                            A few years later, at another church, I worked with a ensemble of acoustic string instruments playing bluegrass-style arrangements of hymns and southern gospel music. Even with a high-end Yamaha mixing board, and a selection of good mics, we had fits trying to record this music--some of the guitars and fiddles had pickups, others didn't, and trying to individually mic and mix this stuff was a nightmare. Finally, someone suggested we try using one or two good condenser mics places several feet away from the entire group. I forget what make/model we used, but it was similar in pickup pattern and freq. response to what indianajo suggests. The results were amazing, even with the Taylor AB3 acoustic bass we used--we placed one of the condenser mics in line with the bass amp, set it so we got an upright bass sound that was at the right volume level with the rest of the group, and it recorded nearly perfectly.

                            We ended up using the condenser mics for much of our other musical recording, including vocal soloists and groups backed up by piano, organ, and/or acoustic instruments. Two decent condenser mics may cost $400-600 depending on discounts, but the cost-benefit, to me, is well worth it.
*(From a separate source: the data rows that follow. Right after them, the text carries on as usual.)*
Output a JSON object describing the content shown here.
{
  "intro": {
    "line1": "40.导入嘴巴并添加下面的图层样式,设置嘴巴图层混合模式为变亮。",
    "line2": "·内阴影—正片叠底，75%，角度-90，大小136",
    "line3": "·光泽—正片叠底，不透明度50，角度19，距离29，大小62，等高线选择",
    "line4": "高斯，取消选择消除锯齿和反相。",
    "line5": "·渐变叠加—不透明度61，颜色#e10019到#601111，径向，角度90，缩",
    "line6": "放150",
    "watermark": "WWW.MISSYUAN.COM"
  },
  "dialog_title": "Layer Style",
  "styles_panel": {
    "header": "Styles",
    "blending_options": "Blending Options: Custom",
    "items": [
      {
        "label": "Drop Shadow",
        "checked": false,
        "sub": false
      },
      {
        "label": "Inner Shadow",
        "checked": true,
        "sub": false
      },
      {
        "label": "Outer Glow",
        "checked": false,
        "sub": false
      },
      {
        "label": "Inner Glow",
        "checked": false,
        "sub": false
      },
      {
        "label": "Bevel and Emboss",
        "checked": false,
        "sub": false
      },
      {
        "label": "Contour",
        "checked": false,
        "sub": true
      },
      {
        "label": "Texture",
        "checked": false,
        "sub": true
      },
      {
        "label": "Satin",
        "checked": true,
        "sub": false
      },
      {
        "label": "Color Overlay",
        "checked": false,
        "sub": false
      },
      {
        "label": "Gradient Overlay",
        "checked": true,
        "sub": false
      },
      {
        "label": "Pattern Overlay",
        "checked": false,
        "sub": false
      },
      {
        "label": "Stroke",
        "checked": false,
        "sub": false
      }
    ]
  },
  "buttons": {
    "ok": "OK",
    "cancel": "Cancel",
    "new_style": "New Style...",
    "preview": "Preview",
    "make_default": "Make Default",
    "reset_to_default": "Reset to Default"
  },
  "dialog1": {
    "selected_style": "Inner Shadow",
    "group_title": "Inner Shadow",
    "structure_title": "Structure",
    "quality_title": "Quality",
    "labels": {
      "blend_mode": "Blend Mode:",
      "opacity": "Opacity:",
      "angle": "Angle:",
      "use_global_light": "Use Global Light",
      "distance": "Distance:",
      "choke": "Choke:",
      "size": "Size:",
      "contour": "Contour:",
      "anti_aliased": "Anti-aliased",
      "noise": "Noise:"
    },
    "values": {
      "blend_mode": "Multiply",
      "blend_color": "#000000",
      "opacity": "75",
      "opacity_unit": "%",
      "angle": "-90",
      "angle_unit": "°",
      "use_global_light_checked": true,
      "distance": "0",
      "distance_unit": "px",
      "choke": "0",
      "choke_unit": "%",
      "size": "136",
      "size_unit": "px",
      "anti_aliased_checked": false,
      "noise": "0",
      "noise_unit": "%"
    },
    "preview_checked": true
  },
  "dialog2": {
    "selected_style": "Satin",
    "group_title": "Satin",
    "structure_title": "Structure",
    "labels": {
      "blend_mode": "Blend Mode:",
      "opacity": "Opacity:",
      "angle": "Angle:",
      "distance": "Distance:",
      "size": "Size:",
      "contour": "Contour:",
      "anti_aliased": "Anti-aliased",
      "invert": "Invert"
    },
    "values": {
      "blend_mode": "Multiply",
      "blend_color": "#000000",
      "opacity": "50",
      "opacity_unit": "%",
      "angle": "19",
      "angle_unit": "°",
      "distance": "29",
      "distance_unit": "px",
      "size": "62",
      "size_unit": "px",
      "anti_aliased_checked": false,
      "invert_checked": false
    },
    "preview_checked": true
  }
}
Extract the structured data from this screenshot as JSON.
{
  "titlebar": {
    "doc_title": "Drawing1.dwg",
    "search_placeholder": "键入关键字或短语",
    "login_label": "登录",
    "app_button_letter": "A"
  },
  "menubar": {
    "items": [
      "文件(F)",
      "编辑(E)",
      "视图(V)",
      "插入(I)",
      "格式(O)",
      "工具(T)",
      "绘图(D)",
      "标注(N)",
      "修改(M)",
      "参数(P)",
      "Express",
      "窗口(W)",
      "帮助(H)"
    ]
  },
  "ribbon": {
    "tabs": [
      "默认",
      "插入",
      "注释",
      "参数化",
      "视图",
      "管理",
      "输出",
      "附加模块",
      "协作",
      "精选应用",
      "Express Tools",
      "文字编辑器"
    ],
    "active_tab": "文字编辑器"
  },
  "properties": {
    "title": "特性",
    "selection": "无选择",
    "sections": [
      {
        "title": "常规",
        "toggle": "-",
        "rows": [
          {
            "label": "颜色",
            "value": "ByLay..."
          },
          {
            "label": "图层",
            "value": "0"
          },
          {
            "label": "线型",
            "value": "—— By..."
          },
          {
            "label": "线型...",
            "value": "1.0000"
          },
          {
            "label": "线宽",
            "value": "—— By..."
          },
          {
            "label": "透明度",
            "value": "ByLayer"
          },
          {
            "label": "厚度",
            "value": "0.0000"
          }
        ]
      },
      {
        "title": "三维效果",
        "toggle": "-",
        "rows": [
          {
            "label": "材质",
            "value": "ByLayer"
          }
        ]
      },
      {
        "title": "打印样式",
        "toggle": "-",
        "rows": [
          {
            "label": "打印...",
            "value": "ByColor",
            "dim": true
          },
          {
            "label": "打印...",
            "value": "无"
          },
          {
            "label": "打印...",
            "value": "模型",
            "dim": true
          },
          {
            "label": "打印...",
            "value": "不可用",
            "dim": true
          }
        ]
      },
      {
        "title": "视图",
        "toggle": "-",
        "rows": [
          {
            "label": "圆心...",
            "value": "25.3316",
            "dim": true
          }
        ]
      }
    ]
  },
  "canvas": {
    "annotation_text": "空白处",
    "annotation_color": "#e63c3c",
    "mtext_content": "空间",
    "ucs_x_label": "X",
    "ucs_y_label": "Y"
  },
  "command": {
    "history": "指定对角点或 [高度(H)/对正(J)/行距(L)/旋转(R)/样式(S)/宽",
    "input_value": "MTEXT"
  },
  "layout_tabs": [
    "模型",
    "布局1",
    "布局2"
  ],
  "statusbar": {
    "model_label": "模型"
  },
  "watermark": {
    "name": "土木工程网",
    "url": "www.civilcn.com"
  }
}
                            If you need to record stereo, two condenser mics placed 12-15' apart and, in the case of organ, aimed at about 70 degrees angle from each other, then each panned 70 or 75 percent left/right when mixing output, should give you a good discrete stereo effect.

                            This route will likely require that you separately synch the audio with the video from your camcorder; I know there are several PC softwares that do it at a reasonable cost. Someone with more expertise can probably suggest products.

                            Of course, if you're primarily recording for YouTube, and your music is being heard through cheap PC speakers or earbuds, much of the bass and richness will be lost anyway. But for your own purpose, it's best to make the highest-quality recording you can while you're at it.
                            Now: Yamaha FX-10, Hammond Phoenix (comatose), Yamaha U3HS piano, Yamaha YPG-535 Portable Grand
                            Past: Yamaha YC45D, 2x RA-200 amp, Rhodes Suitcase 88, MiniMoog Synth; Hammond CV + Leslie 122; Hammond T-412 + Leslie 225; Gulbransen Pacemaker; Bradford (W. T. Grant) chord organ (1966, my first organ); Hohner Melodica - Soprano (1964, my first instrument)

                            Comment


                            • #15
                              MVSlice, you bring up some great points.

                              For recording real lows like in a pipe organ, I would probably select the Rhode NT1-A microphone because it has a very flat frequency response between about 20Hz an 18kHz.

                              Click image for larger version

Name:	NT1-NT1A-frequency.png
Views:	1
Size:	11.2 KB
ID:	594513

                              By the way, there is a trick to get a good stereo image and reduce muddiness in a very reverberant room that works especially well with cardiod-pattern mics, small diaphragm condensers, and so on. Rather than placing the mics a distance apart as you have suggested, you can instead place them in the center of the field, point towards each other, making a 90 degree angle, in an "X-Y pair". This gets you a good stereo image, but cuts down on reverberation muddiness because the reverberations will arrive at both microphones at the same time (for sound that reaches both channels). It's key to understand that most reverb happens below 3kHz and what that means for the wavelength. This configuration will also keep the high frequencies phase-coherent.

                              Click image for larger version

Name:	xypair.jpg
Views:	1
Size:	61.2 KB
ID:	594514

                              Wes

                              Comment

                              Working...
                              X